▶ _The task_: Reproduce the records below in full and word for word, excluding pictures.

[Items from an interface collection]
>>>>

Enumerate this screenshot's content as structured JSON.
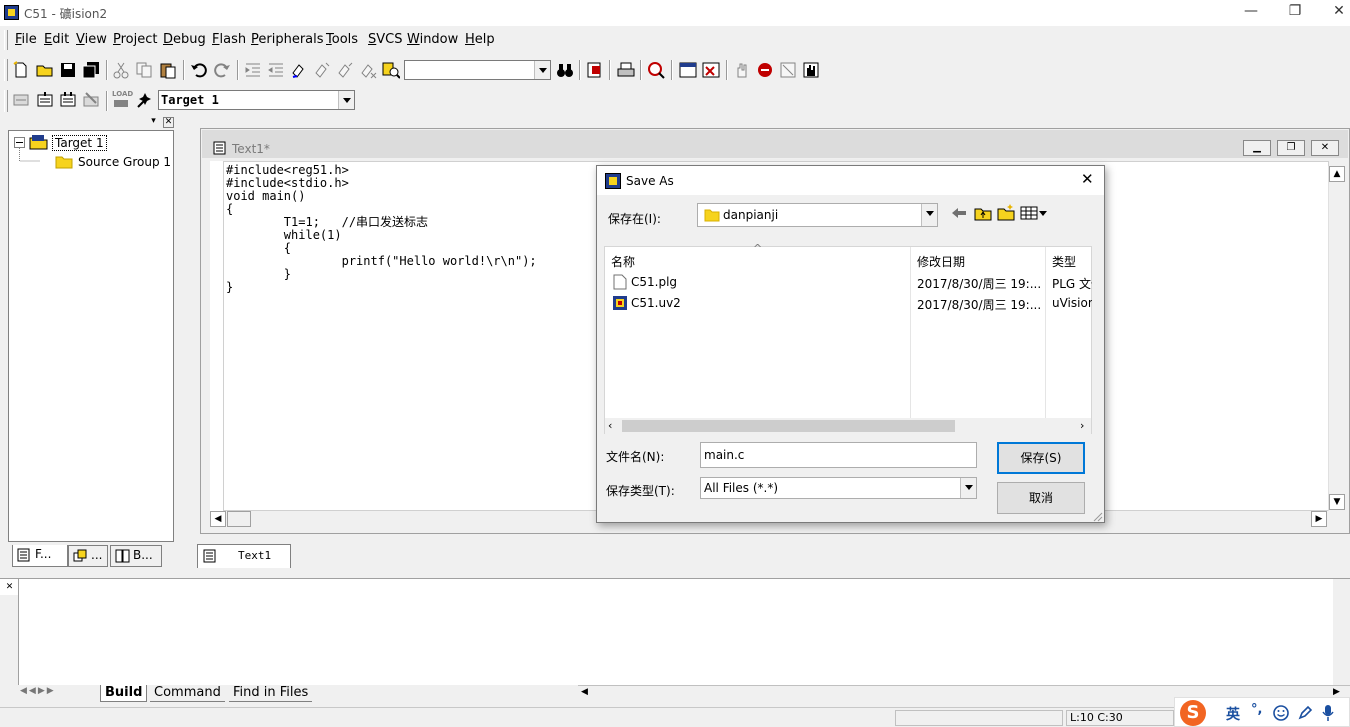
{
  "window": {
    "title": "C51  - 礦ision2",
    "minimize": "—",
    "restore": "❐",
    "close": "✕"
  },
  "menu": [
    {
      "key": "F",
      "rest": "ile"
    },
    {
      "key": "E",
      "rest": "dit"
    },
    {
      "key": "V",
      "rest": "iew"
    },
    {
      "key": "P",
      "rest": "roject"
    },
    {
      "key": "D",
      "rest": "ebug"
    },
    {
      "key": "F",
      "rest": "lash",
      "keypos": "l"
    },
    {
      "key": "P",
      "rest": "eripherals"
    },
    {
      "key": "T",
      "rest": "ools"
    },
    {
      "key": "S",
      "rest": "VCS"
    },
    {
      "key": "W",
      "rest": "indow"
    },
    {
      "key": "H",
      "rest": "elp"
    }
  ],
  "toolbar2": {
    "target_value": "Target 1",
    "load_label": "LOAD"
  },
  "project_tree": {
    "root": "Target 1",
    "group": "Source Group 1"
  },
  "left_tabs": [
    "F...",
    "...",
    "B..."
  ],
  "editor": {
    "title": "Text1*",
    "tab_label": "Text1",
    "code": "#include<reg51.h>\n#include<stdio.h>\nvoid main()\n{\n\tT1=1;   //串口发送标志\n\twhile(1)\n\t{\n\t\tprintf(\"Hello world!\\r\\n\");\n\t}\n}"
  },
  "output_tabs": [
    "Build",
    "Command",
    "Find in Files"
  ],
  "status": {
    "position": "L:10 C:30"
  },
  "save_dialog": {
    "title": "Save As",
    "save_in_label": "保存在(I):",
    "save_in_value": "danpianji",
    "columns": [
      "名称",
      "修改日期",
      "类型"
    ],
    "files": [
      {
        "name": "C51.plg",
        "date": "2017/8/30/周三 19:...",
        "type": "PLG 文件"
      },
      {
        "name": "C51.uv2",
        "date": "2017/8/30/周三 19:...",
        "type": "uVision"
      }
    ],
    "filename_label": "文件名(N):",
    "filename_value": "main.c",
    "filetype_label": "保存类型(T):",
    "filetype_value": "All Files (*.*)",
    "save_button": "保存(S)",
    "cancel_button": "取消"
  },
  "tray": {
    "ime": "英",
    "punct": "°,",
    "sogou": "S"
  },
  "colors": {
    "accent": "#0078d7",
    "app_icon_bg": "#203c8c",
    "folder": "#f6d31e"
  }
}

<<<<

▶ _Response box_:
Enumerate this screenshot's content as structured JSON.
{
  "window": {
    "title": "C51  - 礦ision2",
    "minimize": "—",
    "restore": "❐",
    "close": "✕"
  },
  "menu": [
    {
      "key": "F",
      "rest": "ile"
    },
    {
      "key": "E",
      "rest": "dit"
    },
    {
      "key": "V",
      "rest": "iew"
    },
    {
      "key": "P",
      "rest": "roject"
    },
    {
      "key": "D",
      "rest": "ebug"
    },
    {
      "key": "F",
      "rest": "lash",
      "keypos": "l"
    },
    {
      "key": "P",
      "rest": "eripherals"
    },
    {
      "key": "T",
      "rest": "ools"
    },
    {
      "key": "S",
      "rest": "VCS"
    },
    {
      "key": "W",
      "rest": "indow"
    },
    {
      "key": "H",
      "rest": "elp"
    }
  ],
  "toolbar2": {
    "target_value": "Target 1",
    "load_label": "LOAD"
  },
  "project_tree": {
    "root": "Target 1",
    "group": "Source Group 1"
  },
  "left_tabs": [
    "F...",
    "...",
    "B..."
  ],
  "editor": {
    "title": "Text1*",
    "tab_label": "Text1",
    "code": "#include<reg51.h>\n#include<stdio.h>\nvoid main()\n{\n\tT1=1;   //串口发送标志\n\twhile(1)\n\t{\n\t\tprintf(\"Hello world!\\r\\n\");\n\t}\n}"
  },
  "output_tabs": [
    "Build",
    "Command",
    "Find in Files"
  ],
  "status": {
    "position": "L:10 C:30"
  },
  "save_dialog": {
    "title": "Save As",
    "save_in_label": "保存在(I):",
    "save_in_value": "danpianji",
    "columns": [
      "名称",
      "修改日期",
      "类型"
    ],
    "files": [
      {
        "name": "C51.plg",
        "date": "2017/8/30/周三 19:...",
        "type": "PLG 文件"
      },
      {
        "name": "C51.uv2",
        "date": "2017/8/30/周三 19:...",
        "type": "uVision"
      }
    ],
    "filename_label": "文件名(N):",
    "filename_value": "main.c",
    "filetype_label": "保存类型(T):",
    "filetype_value": "All Files (*.*)",
    "save_button": "保存(S)",
    "cancel_button": "取消"
  },
  "tray": {
    "ime": "英",
    "punct": "°,",
    "sogou": "S"
  },
  "colors": {
    "accent": "#0078d7",
    "app_icon_bg": "#203c8c",
    "folder": "#f6d31e"
  }
}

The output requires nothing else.